skin cancer and with early detection this disease is 95 percent curable.
10. Seizures or Epilepsy
Seizures are caused by a neurologic malfunction that causes abnormal electrical activity
within the brain. These can be localized or cause symptoms such as numbness that stems
from an explosive firing of nerves in the brain. Tumors or brain damage can cause
someone to develop this disease.There is no cure for epilepsy but medications can help to
reduce the frequency of seizures.
Promoting health and preventing disease 2.3.1. Primary prevention:
policies, strategies and action plans for major NCDs and risk factors
Integrated NCD strategies and/or action plans exist in 74% of the
countries in the European Region. As the total number of countries
establishing an integrated national NCD policy has progressed signifi
cantly in recent years, so has the number of risk factors addressed by
such plans. Fig. 12 shows the risk factors addressed by integrated
national NCD policies, strategies and action plans. NIS show the
greatest proportion of countries establishing integrated action plans
addressing all four major risk factors. Along with the increase in
integrated national NCD policies and action plans, the number of
countries that combine early detection, treatment and care for cancer,
cardiovascular diseases, diabetes, chronic respiratory diseases and
overweight and obesity has also increased by about 10% between 2010 and
2013. NIS have reported the most progress and the highest coverage with
such integrated NCD control policies. Beyond the integrated NCD
strategies and plans, many countries have disease- and risk factor
specifi c policies, strategies and action plans in the Region. These
specifi c policies have increased in number during the past decade in
all country groups, but with a steeper increase between 2010 and 2013
(Fig. 13). The most frequent vertical policies and action plans target
the prevention and control of cancer (about 90% of the countries),
followed bycardiovascular diseases and diabetes (Fig. 14). The most
frequently addressed risk factors for NCDs are tobacco use, unhealthy
diet and alcohol (Fig. 14). Specifi c national policies related to
chronic respiratory diseases exist in about one quarter of the countries
in sugar content is used almost exclusively

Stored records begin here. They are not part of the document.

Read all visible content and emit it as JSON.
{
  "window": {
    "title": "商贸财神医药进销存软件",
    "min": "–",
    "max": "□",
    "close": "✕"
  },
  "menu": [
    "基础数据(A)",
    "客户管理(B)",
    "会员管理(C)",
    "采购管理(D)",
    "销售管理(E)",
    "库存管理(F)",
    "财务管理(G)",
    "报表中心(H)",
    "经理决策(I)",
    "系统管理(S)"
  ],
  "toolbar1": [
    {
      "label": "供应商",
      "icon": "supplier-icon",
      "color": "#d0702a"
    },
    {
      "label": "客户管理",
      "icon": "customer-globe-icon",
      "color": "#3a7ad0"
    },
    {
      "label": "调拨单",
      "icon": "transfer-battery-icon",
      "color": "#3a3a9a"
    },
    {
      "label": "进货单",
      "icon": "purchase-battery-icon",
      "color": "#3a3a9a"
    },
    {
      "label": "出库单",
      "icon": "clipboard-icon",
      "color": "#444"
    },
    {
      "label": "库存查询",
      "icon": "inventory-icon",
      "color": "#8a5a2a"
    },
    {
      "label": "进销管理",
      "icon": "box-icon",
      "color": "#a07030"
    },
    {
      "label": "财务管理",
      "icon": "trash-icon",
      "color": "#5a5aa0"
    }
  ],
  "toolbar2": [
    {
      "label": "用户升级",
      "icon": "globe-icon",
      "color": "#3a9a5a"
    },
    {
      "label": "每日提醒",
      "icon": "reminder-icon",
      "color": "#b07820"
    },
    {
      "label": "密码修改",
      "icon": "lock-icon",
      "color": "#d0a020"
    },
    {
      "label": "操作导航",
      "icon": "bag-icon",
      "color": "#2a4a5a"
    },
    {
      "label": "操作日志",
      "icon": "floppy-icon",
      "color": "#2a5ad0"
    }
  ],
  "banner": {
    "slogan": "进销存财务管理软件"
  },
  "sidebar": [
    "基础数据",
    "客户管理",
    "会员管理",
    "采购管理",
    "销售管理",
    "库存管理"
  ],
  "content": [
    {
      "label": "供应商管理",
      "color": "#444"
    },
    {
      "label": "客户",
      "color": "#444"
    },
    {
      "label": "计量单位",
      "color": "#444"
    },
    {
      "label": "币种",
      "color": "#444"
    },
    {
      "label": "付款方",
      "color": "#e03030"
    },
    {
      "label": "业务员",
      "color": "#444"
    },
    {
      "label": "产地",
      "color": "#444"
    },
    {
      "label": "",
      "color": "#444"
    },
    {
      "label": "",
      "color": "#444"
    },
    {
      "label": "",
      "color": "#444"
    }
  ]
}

in the Region. Most NCD-related national policies, plans or strategies


in countries are operational and provide a good foundation for
integrated policies and action plans to prevent and control NCDs. 2.3.2.
Fiscal policies The European NCD Action Plan (3) proposes that countries
use fi scal policies to eff ectively infl uence health-related behaviour
(30). In 2010, 80% of the countries reported implementing fi scal
interventions to infl uence behaviour change (such as taxation on
alcohol, tobacco products and beverages with high sugar content). In
2013, almost all countries in the European Region tax alcohol and
tobacco, ranging from 93% to 100% of countries in the subregional
groups. However, most other fi scal interventions that promote health
have rarely been used in the Region. Taxation on food and non-alcoholic
beverages high

in sugar content is used almost exclusively